* TASK INSTRUCTIONS: Filter the entries below, keeping every line that has the word "this".

Start of DATA EXTRACT

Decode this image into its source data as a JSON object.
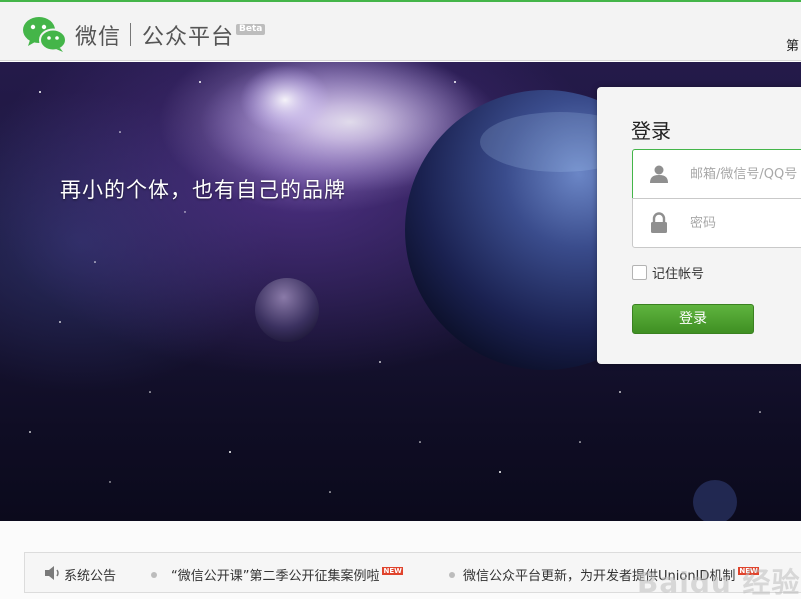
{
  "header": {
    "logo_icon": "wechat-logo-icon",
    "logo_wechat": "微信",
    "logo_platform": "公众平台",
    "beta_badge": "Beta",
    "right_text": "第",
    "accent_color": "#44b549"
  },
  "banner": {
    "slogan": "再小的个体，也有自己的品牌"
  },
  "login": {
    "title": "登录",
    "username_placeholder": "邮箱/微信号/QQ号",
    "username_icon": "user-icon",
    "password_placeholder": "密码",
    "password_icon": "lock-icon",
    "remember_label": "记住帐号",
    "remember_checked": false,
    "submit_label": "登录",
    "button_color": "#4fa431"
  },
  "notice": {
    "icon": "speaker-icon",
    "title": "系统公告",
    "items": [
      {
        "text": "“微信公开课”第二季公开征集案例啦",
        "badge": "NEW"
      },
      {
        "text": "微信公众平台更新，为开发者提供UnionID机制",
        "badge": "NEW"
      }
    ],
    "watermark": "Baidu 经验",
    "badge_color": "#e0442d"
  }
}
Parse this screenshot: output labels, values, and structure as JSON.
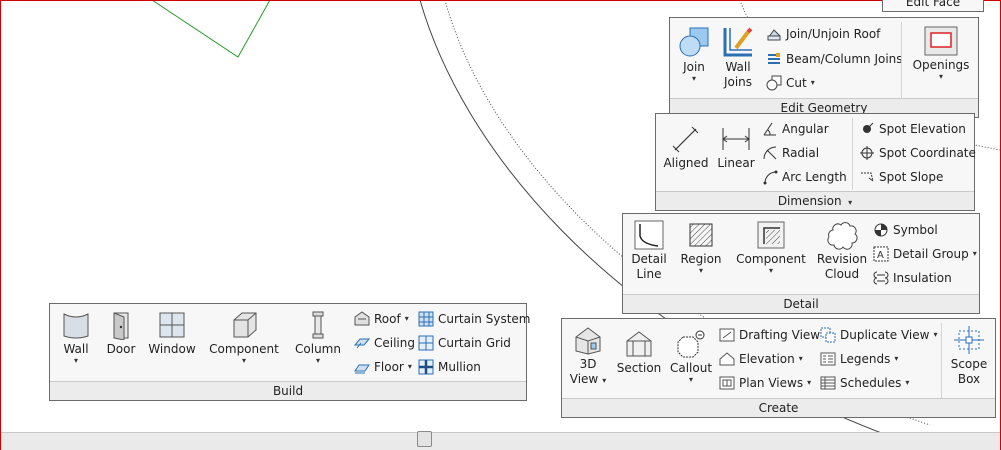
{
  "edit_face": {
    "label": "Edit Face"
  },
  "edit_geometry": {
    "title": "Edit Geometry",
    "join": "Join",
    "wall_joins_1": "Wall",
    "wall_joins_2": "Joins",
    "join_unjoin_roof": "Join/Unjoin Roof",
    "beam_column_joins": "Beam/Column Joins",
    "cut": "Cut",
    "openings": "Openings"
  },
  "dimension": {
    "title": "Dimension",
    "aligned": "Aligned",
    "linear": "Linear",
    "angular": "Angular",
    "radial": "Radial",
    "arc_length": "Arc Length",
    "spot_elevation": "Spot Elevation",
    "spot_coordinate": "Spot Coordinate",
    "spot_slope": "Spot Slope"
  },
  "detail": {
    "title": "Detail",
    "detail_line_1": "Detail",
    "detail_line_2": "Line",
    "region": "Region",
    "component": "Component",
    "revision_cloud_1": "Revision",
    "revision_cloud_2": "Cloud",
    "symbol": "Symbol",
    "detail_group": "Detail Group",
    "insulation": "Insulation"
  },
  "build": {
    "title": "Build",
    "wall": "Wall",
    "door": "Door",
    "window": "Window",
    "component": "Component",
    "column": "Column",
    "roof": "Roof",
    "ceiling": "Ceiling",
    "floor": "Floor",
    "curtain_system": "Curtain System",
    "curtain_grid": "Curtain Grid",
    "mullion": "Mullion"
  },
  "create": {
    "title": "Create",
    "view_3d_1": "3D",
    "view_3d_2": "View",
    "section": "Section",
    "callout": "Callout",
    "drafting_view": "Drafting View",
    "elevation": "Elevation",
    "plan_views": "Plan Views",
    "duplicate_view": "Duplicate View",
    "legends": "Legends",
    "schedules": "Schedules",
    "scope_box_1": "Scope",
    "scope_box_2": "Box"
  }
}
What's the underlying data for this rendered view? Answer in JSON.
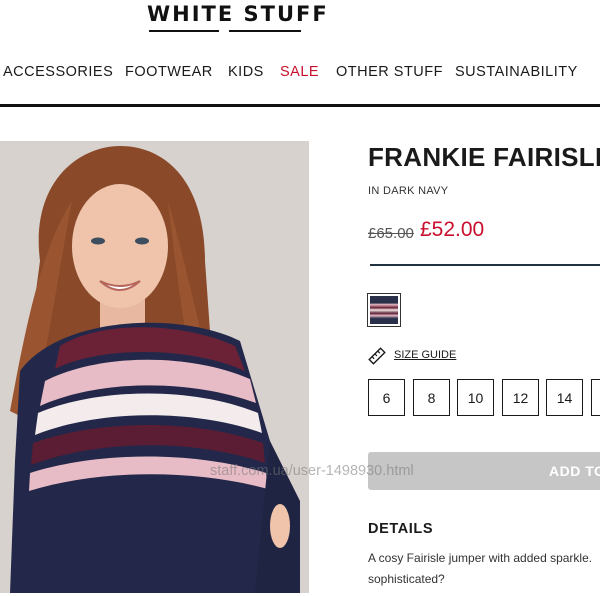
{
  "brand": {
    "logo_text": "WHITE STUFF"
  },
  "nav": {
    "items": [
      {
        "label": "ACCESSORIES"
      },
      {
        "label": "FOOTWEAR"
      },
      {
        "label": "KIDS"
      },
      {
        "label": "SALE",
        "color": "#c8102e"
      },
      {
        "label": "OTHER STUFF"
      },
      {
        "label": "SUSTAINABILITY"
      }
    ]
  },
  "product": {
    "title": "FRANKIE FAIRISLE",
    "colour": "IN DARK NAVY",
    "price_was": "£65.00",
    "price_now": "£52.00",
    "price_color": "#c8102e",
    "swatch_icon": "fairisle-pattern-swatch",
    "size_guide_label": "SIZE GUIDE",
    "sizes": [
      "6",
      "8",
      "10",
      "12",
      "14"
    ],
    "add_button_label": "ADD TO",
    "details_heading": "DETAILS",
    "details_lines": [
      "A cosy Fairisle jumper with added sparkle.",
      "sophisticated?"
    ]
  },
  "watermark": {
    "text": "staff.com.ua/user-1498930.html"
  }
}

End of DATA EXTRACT
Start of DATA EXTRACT

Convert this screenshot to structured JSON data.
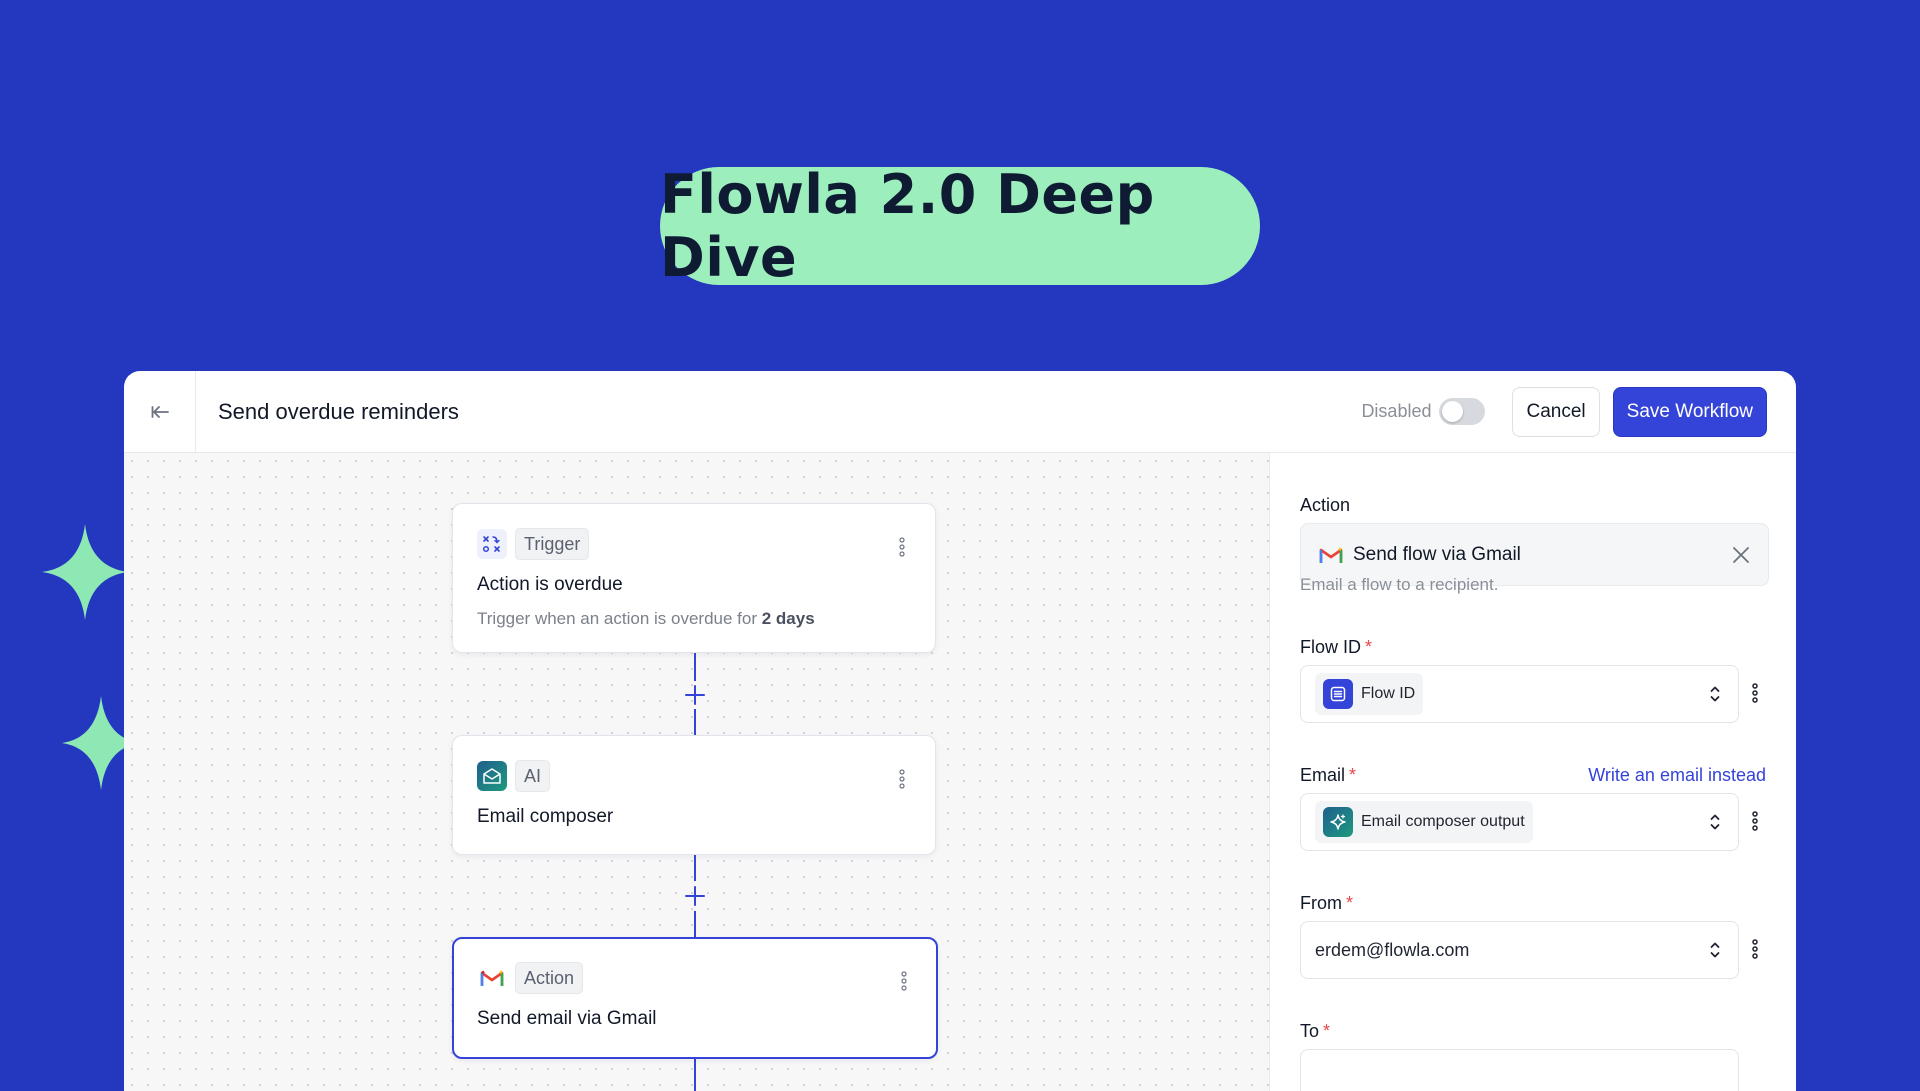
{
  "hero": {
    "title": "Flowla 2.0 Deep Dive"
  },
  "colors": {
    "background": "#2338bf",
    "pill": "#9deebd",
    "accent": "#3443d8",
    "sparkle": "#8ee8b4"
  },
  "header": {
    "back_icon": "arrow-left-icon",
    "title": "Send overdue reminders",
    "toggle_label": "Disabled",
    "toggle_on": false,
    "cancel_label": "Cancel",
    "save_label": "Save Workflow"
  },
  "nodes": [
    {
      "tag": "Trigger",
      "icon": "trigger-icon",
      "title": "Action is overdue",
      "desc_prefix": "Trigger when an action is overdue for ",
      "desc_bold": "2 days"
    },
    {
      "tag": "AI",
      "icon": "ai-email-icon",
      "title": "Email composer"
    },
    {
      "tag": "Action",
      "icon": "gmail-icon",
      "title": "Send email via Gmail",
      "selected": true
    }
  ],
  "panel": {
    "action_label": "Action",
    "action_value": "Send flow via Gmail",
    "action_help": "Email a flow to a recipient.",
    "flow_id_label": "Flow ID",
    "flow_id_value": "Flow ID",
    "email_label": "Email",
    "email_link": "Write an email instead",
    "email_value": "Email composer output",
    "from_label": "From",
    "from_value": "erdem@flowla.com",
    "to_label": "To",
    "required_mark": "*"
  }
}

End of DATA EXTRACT

* RESPONSE TO THE EXERCISE:
Decode this image into its source data as a JSON object.
Parse this screenshot: output labels, values, and structure as JSON.
What's the underlying data for this rendered view? Answer in JSON.
Convert this screenshot to structured JSON data.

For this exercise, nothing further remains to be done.